Beer is more than just a beverage; it is a brand. In A Rhetoric of Style, Barry Brummett states that “a brand is a unified perception of how a product works within a culture to solidify notions of value and community” (58). And as everyone knows, beer is for a relaxed atmosphere that celebrates socializing and kicking back with good friends.
This community of beer drinkers is constructed of people who “identify” with the values of the brand and with each other. Kenneth Burke explains this concept in Rhetoric of Motives as the idea that humans identify with what they are interested in, while each remaining “unique and individual” (20). The brand of beer brings people together who have a fondness for camaraderie, relaxed atmospheres, and—for those part of the craft beer community—interesting ingredients. Anyone who shares these interests might identify with the craft beer community.
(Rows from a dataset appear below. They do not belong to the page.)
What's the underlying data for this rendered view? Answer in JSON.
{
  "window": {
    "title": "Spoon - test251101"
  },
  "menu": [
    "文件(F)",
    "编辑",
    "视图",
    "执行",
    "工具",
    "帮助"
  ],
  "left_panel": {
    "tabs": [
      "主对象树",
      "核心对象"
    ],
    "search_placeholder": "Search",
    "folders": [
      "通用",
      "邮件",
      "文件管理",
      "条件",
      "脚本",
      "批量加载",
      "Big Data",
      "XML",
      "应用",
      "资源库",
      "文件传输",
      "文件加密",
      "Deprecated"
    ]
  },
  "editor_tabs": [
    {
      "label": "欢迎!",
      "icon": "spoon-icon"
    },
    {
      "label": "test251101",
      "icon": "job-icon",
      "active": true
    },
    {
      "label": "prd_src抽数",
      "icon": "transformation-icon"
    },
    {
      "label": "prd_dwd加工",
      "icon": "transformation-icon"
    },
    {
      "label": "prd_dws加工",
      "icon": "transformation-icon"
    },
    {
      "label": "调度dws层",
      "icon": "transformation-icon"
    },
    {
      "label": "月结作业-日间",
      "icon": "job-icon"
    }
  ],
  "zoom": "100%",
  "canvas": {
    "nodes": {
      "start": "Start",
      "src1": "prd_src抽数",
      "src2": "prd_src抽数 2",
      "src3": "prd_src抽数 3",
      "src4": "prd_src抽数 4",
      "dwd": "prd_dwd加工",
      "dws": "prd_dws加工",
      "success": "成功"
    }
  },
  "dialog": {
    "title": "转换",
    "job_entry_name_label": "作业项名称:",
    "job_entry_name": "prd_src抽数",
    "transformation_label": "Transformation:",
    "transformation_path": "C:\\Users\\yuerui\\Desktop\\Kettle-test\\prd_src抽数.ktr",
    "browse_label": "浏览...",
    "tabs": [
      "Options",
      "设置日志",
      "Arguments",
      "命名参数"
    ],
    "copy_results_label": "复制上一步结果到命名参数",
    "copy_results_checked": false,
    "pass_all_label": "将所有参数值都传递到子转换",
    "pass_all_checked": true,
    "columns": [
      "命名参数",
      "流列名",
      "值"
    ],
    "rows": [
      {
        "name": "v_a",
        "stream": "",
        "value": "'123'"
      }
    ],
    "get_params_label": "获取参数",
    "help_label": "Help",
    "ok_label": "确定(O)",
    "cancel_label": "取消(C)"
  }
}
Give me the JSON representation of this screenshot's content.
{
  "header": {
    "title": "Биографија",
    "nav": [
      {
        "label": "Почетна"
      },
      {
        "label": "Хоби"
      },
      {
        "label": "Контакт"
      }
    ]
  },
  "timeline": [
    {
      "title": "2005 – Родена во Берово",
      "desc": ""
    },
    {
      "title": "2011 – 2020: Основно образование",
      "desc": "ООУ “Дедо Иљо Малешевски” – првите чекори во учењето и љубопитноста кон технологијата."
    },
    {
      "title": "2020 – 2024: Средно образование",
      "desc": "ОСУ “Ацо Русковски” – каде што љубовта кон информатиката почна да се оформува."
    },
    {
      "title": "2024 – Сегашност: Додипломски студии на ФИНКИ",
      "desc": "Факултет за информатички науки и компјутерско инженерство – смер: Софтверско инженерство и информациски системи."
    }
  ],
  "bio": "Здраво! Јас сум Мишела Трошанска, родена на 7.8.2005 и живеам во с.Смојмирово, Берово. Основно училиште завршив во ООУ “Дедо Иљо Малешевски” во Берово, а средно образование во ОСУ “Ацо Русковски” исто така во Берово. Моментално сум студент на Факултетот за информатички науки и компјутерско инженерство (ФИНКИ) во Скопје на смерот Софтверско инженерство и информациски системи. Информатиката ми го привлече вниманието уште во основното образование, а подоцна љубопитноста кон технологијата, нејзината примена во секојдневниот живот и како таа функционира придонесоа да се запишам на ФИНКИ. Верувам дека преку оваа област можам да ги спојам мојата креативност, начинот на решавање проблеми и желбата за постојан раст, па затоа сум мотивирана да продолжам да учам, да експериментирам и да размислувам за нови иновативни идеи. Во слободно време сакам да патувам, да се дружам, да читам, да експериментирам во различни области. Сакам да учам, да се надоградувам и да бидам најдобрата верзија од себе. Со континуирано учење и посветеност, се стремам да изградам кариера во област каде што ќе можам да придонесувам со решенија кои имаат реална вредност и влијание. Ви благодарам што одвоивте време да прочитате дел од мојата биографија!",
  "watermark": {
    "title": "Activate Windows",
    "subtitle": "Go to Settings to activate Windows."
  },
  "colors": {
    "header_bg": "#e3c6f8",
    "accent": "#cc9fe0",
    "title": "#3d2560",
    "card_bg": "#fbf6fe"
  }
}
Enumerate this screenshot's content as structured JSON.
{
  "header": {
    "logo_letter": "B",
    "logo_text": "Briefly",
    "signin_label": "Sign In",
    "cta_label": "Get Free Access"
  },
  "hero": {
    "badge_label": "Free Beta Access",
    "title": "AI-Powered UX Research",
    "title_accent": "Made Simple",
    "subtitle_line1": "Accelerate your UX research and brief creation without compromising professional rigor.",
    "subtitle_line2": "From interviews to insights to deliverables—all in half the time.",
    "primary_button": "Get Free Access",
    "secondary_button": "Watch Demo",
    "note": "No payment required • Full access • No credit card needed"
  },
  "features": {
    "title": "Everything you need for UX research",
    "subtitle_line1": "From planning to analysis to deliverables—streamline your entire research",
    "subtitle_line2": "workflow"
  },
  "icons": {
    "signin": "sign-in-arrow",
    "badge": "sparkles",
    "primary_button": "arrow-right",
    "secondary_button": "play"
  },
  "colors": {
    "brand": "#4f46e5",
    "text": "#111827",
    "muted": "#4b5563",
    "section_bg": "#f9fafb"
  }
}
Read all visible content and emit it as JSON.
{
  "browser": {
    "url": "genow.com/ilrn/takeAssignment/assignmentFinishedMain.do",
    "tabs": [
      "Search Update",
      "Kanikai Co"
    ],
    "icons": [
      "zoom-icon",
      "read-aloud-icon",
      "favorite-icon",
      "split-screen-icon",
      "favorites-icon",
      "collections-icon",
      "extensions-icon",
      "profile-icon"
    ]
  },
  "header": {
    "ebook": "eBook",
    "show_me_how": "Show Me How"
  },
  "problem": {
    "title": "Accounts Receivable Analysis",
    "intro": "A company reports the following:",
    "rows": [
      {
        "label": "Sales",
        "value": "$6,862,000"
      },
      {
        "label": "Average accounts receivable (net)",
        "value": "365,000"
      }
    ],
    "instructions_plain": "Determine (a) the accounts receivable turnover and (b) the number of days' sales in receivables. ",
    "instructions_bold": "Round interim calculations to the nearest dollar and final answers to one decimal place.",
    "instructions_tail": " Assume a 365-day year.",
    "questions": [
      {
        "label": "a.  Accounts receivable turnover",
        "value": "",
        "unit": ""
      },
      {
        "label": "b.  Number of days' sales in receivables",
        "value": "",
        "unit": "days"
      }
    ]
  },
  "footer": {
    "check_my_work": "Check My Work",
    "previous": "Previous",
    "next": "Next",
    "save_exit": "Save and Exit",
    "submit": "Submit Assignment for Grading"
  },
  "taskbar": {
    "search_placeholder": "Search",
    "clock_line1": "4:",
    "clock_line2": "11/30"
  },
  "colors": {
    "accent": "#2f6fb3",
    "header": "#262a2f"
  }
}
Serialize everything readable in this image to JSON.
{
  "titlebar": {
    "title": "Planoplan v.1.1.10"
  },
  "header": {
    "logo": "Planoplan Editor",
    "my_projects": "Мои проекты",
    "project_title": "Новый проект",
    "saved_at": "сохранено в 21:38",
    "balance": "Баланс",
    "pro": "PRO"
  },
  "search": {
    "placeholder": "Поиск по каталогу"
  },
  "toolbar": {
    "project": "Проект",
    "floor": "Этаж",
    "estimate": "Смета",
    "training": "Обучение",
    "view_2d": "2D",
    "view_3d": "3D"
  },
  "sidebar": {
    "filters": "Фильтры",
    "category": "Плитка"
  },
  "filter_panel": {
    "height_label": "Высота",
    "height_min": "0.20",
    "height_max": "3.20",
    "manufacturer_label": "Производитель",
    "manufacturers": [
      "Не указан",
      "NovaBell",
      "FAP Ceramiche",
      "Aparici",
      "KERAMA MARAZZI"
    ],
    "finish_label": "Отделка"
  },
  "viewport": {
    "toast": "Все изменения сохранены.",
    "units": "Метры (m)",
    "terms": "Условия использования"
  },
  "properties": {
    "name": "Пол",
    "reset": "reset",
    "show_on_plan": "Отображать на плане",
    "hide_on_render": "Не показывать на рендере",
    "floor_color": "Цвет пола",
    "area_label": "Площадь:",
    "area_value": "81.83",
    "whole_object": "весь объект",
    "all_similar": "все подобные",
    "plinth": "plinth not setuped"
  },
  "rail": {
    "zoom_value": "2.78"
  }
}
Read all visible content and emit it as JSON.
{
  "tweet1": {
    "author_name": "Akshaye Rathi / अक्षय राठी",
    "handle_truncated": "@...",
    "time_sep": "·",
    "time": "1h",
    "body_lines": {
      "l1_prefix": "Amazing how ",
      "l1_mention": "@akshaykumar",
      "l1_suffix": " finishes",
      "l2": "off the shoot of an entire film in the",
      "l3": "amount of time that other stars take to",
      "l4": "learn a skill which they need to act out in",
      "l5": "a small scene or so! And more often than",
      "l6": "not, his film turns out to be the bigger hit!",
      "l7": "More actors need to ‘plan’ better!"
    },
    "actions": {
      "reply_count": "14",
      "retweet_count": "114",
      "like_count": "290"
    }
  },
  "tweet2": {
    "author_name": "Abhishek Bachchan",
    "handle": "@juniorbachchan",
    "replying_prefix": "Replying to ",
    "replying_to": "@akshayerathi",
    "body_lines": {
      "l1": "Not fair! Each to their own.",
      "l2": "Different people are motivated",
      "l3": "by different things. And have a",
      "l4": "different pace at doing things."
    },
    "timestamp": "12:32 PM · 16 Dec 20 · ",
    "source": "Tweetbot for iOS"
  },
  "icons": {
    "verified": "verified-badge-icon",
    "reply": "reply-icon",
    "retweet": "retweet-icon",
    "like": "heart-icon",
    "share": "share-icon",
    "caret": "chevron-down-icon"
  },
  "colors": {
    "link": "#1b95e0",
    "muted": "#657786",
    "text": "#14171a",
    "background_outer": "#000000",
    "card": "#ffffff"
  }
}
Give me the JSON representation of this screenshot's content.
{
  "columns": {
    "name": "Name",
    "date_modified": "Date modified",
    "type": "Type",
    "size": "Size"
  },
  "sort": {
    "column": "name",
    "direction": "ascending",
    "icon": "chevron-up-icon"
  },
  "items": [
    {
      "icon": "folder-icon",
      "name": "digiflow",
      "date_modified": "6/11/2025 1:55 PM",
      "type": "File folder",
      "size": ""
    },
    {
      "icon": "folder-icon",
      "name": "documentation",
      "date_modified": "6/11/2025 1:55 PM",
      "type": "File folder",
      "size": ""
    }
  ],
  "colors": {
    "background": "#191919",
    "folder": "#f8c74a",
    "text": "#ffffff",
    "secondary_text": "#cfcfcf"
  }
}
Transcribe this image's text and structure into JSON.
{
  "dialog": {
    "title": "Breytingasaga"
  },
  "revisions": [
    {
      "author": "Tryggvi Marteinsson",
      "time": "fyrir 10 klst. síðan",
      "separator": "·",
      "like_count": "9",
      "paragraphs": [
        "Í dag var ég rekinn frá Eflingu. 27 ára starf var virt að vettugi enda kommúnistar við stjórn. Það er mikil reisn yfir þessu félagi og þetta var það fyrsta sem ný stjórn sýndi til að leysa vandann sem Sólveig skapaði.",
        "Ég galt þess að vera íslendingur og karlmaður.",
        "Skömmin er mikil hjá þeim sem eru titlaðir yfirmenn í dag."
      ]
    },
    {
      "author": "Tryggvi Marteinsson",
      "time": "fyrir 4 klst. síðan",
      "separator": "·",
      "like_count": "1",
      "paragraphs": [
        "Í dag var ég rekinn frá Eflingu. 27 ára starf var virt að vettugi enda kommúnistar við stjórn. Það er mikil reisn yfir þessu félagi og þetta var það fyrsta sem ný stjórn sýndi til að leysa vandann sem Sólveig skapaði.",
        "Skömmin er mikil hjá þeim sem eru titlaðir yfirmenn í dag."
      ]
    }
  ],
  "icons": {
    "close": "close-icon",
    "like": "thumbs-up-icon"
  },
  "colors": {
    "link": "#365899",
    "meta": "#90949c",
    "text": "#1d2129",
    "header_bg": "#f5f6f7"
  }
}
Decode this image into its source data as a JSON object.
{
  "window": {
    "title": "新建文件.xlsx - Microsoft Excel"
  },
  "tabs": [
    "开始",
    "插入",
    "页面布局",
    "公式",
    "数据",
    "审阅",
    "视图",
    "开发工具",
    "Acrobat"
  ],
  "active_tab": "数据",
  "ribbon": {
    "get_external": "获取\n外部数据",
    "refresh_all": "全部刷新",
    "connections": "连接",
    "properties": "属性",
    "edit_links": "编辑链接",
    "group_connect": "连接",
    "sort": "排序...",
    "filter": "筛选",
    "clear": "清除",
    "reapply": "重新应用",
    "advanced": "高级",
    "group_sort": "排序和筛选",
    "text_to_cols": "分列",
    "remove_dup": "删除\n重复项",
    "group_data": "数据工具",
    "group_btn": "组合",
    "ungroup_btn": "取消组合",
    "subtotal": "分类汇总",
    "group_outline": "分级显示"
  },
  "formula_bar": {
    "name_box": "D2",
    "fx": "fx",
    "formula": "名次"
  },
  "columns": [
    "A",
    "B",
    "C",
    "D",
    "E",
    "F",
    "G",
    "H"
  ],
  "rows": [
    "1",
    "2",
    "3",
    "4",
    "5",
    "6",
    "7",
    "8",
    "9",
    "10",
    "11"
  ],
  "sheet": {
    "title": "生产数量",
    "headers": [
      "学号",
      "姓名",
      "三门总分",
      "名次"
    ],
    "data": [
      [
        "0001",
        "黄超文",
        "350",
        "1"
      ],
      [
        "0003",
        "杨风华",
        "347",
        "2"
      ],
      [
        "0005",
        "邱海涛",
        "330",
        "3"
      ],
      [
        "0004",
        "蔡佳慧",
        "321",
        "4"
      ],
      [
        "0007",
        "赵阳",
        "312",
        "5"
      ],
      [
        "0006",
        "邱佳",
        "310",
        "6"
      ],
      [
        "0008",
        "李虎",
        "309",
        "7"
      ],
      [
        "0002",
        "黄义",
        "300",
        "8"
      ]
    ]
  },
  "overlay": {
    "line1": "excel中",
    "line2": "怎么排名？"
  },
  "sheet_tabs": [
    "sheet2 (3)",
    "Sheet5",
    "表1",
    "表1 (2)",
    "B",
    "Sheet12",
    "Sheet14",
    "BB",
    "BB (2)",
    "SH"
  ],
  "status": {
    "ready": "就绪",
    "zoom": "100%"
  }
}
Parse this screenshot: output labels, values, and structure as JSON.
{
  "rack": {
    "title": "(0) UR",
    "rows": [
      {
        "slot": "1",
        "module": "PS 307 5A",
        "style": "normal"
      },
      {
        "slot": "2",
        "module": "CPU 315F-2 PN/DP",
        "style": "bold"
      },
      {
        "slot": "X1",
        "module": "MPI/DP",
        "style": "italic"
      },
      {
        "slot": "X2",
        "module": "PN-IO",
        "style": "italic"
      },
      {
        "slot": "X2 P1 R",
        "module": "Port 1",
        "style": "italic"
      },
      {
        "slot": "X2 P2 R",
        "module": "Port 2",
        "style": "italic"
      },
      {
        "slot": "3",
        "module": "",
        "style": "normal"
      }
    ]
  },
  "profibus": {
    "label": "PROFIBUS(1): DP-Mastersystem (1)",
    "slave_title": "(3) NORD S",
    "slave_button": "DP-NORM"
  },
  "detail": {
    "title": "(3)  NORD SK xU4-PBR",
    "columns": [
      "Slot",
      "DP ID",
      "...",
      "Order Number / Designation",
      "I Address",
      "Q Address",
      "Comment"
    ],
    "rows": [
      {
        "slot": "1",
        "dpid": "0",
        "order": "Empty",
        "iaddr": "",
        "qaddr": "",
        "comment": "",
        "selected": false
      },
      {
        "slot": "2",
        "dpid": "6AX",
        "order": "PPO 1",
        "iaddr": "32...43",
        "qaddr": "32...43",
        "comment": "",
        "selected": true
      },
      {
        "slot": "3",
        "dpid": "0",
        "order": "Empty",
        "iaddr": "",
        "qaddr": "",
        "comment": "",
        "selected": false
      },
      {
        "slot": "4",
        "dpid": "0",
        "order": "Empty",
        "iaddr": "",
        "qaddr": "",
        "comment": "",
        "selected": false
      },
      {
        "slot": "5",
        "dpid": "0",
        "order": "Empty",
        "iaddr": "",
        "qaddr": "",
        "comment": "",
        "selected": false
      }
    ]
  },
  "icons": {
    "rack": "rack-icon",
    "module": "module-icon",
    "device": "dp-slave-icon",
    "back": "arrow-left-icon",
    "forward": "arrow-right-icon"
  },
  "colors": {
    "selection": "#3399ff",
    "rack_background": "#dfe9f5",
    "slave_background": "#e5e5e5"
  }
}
And yet, by and large, the brand of beer is heavily marked as masculine. If there is one thing we know about consumers of beer, according to advertisements, it's that they are almost always dudes. Beer advertisements usually depict men drinking beer, giving women little or no agency: imagine Dos Equis’s familiar “Most Interesting Man in the World,” always surrounded by beautiful women admiring his talent and suave nature. Or Corona commercials where attention is drawn to “sexy” women in bikinis, surrounding men on a pristine beach. If a woman is even shown holding a beer, she is often objectified or marginalized.
There are, of course, female beer drinkers. And, instead of waiting for advertisers to target this marginalized group, some women are taking to the blogosphere and writing about beer, using their gender to reach out to other women and act as agents in beer culture. Female-focused craft beer blogs Bitch Beer, Hop Bunnies, A FemAle View, Hail to the Ale, and The Beer Babe, all well maintained by women who are passionate about beer, demonstrate the complicated rhetorical situation of female beer drinkers.
This article highlights certain rhetorical strategies—what I consider feminine rhetoric—evidenced by these blogs—and reflects on the risks and rewards of those moves for beer-loving women everywhere...